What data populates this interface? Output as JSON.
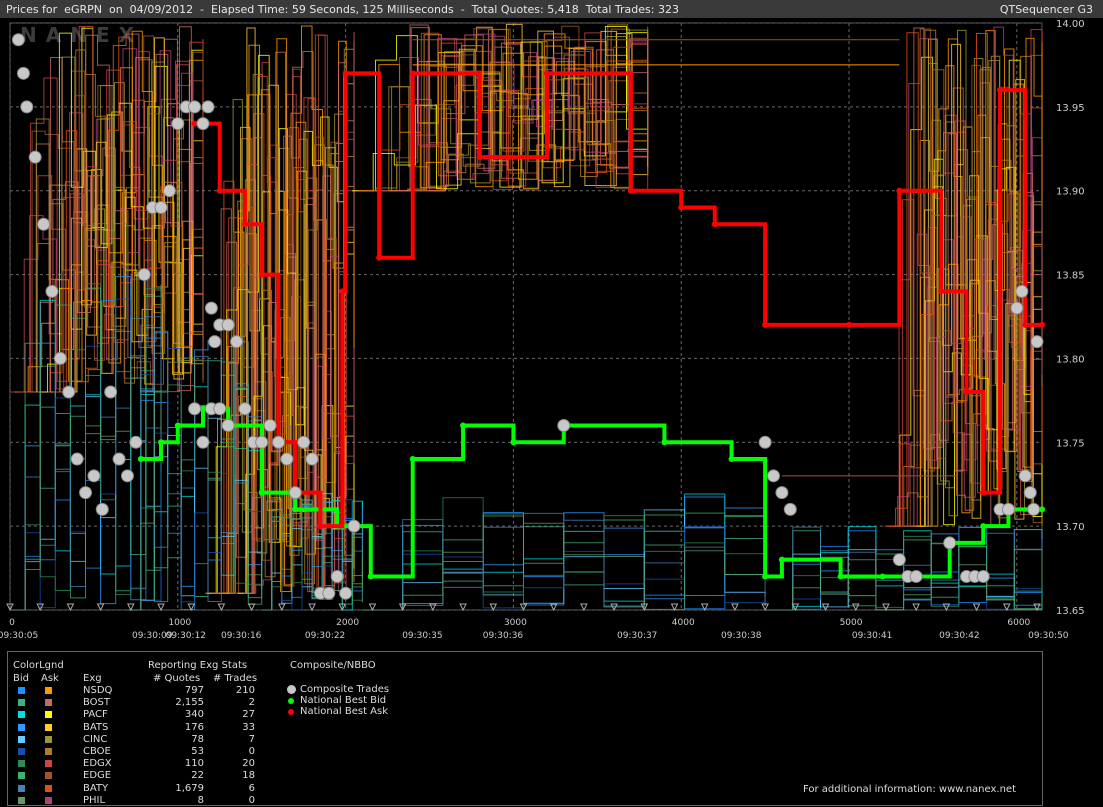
{
  "header": {
    "title_line": "Prices for  eGRPN  on  04/09/2012  -  Elapsed Time: 59 Seconds, 125 Milliseconds  -  Total Quotes: 5,418  Total Trades: 323",
    "app_name": "QTSequencer G3"
  },
  "watermark": "NANEX",
  "chart_data": {
    "type": "scatter",
    "title": "Prices for eGRPN on 04/09/2012",
    "ylim": [
      13.65,
      14.0
    ],
    "y_ticks": [
      "14.00",
      "13.95",
      "13.90",
      "13.85",
      "13.80",
      "13.75",
      "13.70",
      "13.65"
    ],
    "xlim": [
      0,
      6150
    ],
    "x_ticks": [
      "0",
      "1000",
      "2000",
      "3000",
      "4000",
      "5000",
      "6000"
    ],
    "time_labels": [
      {
        "x": 0,
        "label": "09:30:05"
      },
      {
        "x": 800,
        "label": "09:30:09"
      },
      {
        "x": 1000,
        "label": "09:30:12"
      },
      {
        "x": 1330,
        "label": "09:30:16"
      },
      {
        "x": 1830,
        "label": "09:30:22"
      },
      {
        "x": 2410,
        "label": "09:30:35"
      },
      {
        "x": 2890,
        "label": "09:30:36"
      },
      {
        "x": 3690,
        "label": "09:30:37"
      },
      {
        "x": 4310,
        "label": "09:30:38"
      },
      {
        "x": 5090,
        "label": "09:30:41"
      },
      {
        "x": 5610,
        "label": "09:30:42"
      },
      {
        "x": 6140,
        "label": "09:30:50"
      }
    ],
    "grid": true,
    "series": [
      {
        "name": "National Best Bid",
        "color": "#00ff00",
        "steps": [
          [
            780,
            13.74
          ],
          [
            900,
            13.75
          ],
          [
            1000,
            13.76
          ],
          [
            1150,
            13.77
          ],
          [
            1300,
            13.76
          ],
          [
            1500,
            13.72
          ],
          [
            1700,
            13.71
          ],
          [
            1950,
            13.7
          ],
          [
            2150,
            13.67
          ],
          [
            2400,
            13.74
          ],
          [
            2700,
            13.76
          ],
          [
            3000,
            13.75
          ],
          [
            3300,
            13.76
          ],
          [
            3900,
            13.75
          ],
          [
            4300,
            13.74
          ],
          [
            4500,
            13.67
          ],
          [
            4600,
            13.68
          ],
          [
            4950,
            13.67
          ],
          [
            5200,
            13.67
          ],
          [
            5600,
            13.69
          ],
          [
            5800,
            13.7
          ],
          [
            5950,
            13.71
          ],
          [
            6150,
            13.71
          ]
        ]
      },
      {
        "name": "National Best Ask",
        "color": "#ff0000",
        "steps": [
          [
            1100,
            13.94
          ],
          [
            1250,
            13.9
          ],
          [
            1400,
            13.88
          ],
          [
            1500,
            13.85
          ],
          [
            1600,
            13.75
          ],
          [
            1700,
            13.72
          ],
          [
            1850,
            13.7
          ],
          [
            1980,
            13.84
          ],
          [
            2000,
            13.97
          ],
          [
            2200,
            13.86
          ],
          [
            2400,
            13.97
          ],
          [
            2800,
            13.92
          ],
          [
            3200,
            13.97
          ],
          [
            3700,
            13.9
          ],
          [
            4000,
            13.89
          ],
          [
            4200,
            13.88
          ],
          [
            4500,
            13.82
          ],
          [
            5000,
            13.82
          ],
          [
            5300,
            13.9
          ],
          [
            5550,
            13.84
          ],
          [
            5700,
            13.78
          ],
          [
            5800,
            13.72
          ],
          [
            5900,
            13.96
          ],
          [
            6050,
            13.82
          ],
          [
            6150,
            13.82
          ]
        ]
      },
      {
        "name": "Composite Trades",
        "color": "#c8c8c8",
        "points": [
          [
            50,
            13.99
          ],
          [
            80,
            13.97
          ],
          [
            100,
            13.95
          ],
          [
            150,
            13.92
          ],
          [
            200,
            13.88
          ],
          [
            250,
            13.84
          ],
          [
            300,
            13.8
          ],
          [
            350,
            13.78
          ],
          [
            400,
            13.74
          ],
          [
            450,
            13.72
          ],
          [
            500,
            13.73
          ],
          [
            550,
            13.71
          ],
          [
            600,
            13.78
          ],
          [
            650,
            13.74
          ],
          [
            700,
            13.73
          ],
          [
            750,
            13.75
          ],
          [
            800,
            13.85
          ],
          [
            850,
            13.89
          ],
          [
            900,
            13.89
          ],
          [
            950,
            13.9
          ],
          [
            1000,
            13.94
          ],
          [
            1050,
            13.95
          ],
          [
            1100,
            13.95
          ],
          [
            1150,
            13.94
          ],
          [
            1180,
            13.95
          ],
          [
            1200,
            13.83
          ],
          [
            1220,
            13.81
          ],
          [
            1250,
            13.82
          ],
          [
            1300,
            13.82
          ],
          [
            1350,
            13.81
          ],
          [
            1100,
            13.77
          ],
          [
            1150,
            13.75
          ],
          [
            1200,
            13.77
          ],
          [
            1250,
            13.77
          ],
          [
            1300,
            13.76
          ],
          [
            1400,
            13.77
          ],
          [
            1450,
            13.75
          ],
          [
            1500,
            13.75
          ],
          [
            1550,
            13.76
          ],
          [
            1600,
            13.75
          ],
          [
            1650,
            13.74
          ],
          [
            1700,
            13.72
          ],
          [
            1750,
            13.75
          ],
          [
            1800,
            13.74
          ],
          [
            1850,
            13.66
          ],
          [
            1900,
            13.66
          ],
          [
            1950,
            13.67
          ],
          [
            2000,
            13.66
          ],
          [
            2050,
            13.7
          ],
          [
            3300,
            13.76
          ],
          [
            4500,
            13.75
          ],
          [
            4550,
            13.73
          ],
          [
            4600,
            13.72
          ],
          [
            4650,
            13.71
          ],
          [
            5300,
            13.68
          ],
          [
            5350,
            13.67
          ],
          [
            5400,
            13.67
          ],
          [
            5600,
            13.69
          ],
          [
            5700,
            13.67
          ],
          [
            5750,
            13.67
          ],
          [
            5800,
            13.67
          ],
          [
            5900,
            13.71
          ],
          [
            5950,
            13.71
          ],
          [
            6000,
            13.83
          ],
          [
            6030,
            13.84
          ],
          [
            6050,
            13.73
          ],
          [
            6080,
            13.72
          ],
          [
            6100,
            13.71
          ],
          [
            6120,
            13.81
          ]
        ]
      }
    ]
  },
  "legend": {
    "col_headers": {
      "colorlegend": "ColorLgnd",
      "bid": "Bid",
      "ask": "Ask",
      "stats": "Reporting Exg Stats",
      "exg": "Exg",
      "quotes": "# Quotes",
      "trades": "# Trades",
      "composite": "Composite/NBBO"
    },
    "rows": [
      {
        "exg": "NSDQ",
        "quotes": "797",
        "trades": "210",
        "bid_color": "#1e90ff",
        "ask_color": "#ff9900"
      },
      {
        "exg": "BOST",
        "quotes": "2,155",
        "trades": "2",
        "bid_color": "#40b080",
        "ask_color": "#cc6666"
      },
      {
        "exg": "PACF",
        "quotes": "340",
        "trades": "27",
        "bid_color": "#00e0e0",
        "ask_color": "#ffff00"
      },
      {
        "exg": "BATS",
        "quotes": "176",
        "trades": "33",
        "bid_color": "#3399ff",
        "ask_color": "#ffcc33"
      },
      {
        "exg": "CINC",
        "quotes": "78",
        "trades": "7",
        "bid_color": "#66ccff",
        "ask_color": "#999933"
      },
      {
        "exg": "CBOE",
        "quotes": "53",
        "trades": "0",
        "bid_color": "#1a4da8",
        "ask_color": "#b08020"
      },
      {
        "exg": "EDGX",
        "quotes": "110",
        "trades": "20",
        "bid_color": "#2e8b57",
        "ask_color": "#cc4444"
      },
      {
        "exg": "EDGE",
        "quotes": "22",
        "trades": "18",
        "bid_color": "#3cb371",
        "ask_color": "#a0522d"
      },
      {
        "exg": "BATY",
        "quotes": "1,679",
        "trades": "6",
        "bid_color": "#4682b4",
        "ask_color": "#e05010"
      },
      {
        "exg": "PHIL",
        "quotes": "8",
        "trades": "0",
        "bid_color": "#669966",
        "ask_color": "#b04080"
      }
    ],
    "nbbo_items": [
      {
        "label": "Composite Trades",
        "color": "#c8c8c8",
        "icon": "circle-large"
      },
      {
        "label": "National Best Bid",
        "color": "#00ff00",
        "icon": "circle-small"
      },
      {
        "label": "National Best Ask",
        "color": "#ff0000",
        "icon": "circle-small"
      }
    ],
    "footer": "For additional information: www.nanex.net"
  }
}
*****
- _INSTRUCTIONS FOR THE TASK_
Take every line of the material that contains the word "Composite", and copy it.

- _ANSWER SECTION_
        "name": "Composite Trades",
      "composite": "Composite/NBBO"
        "label": "Composite Trades",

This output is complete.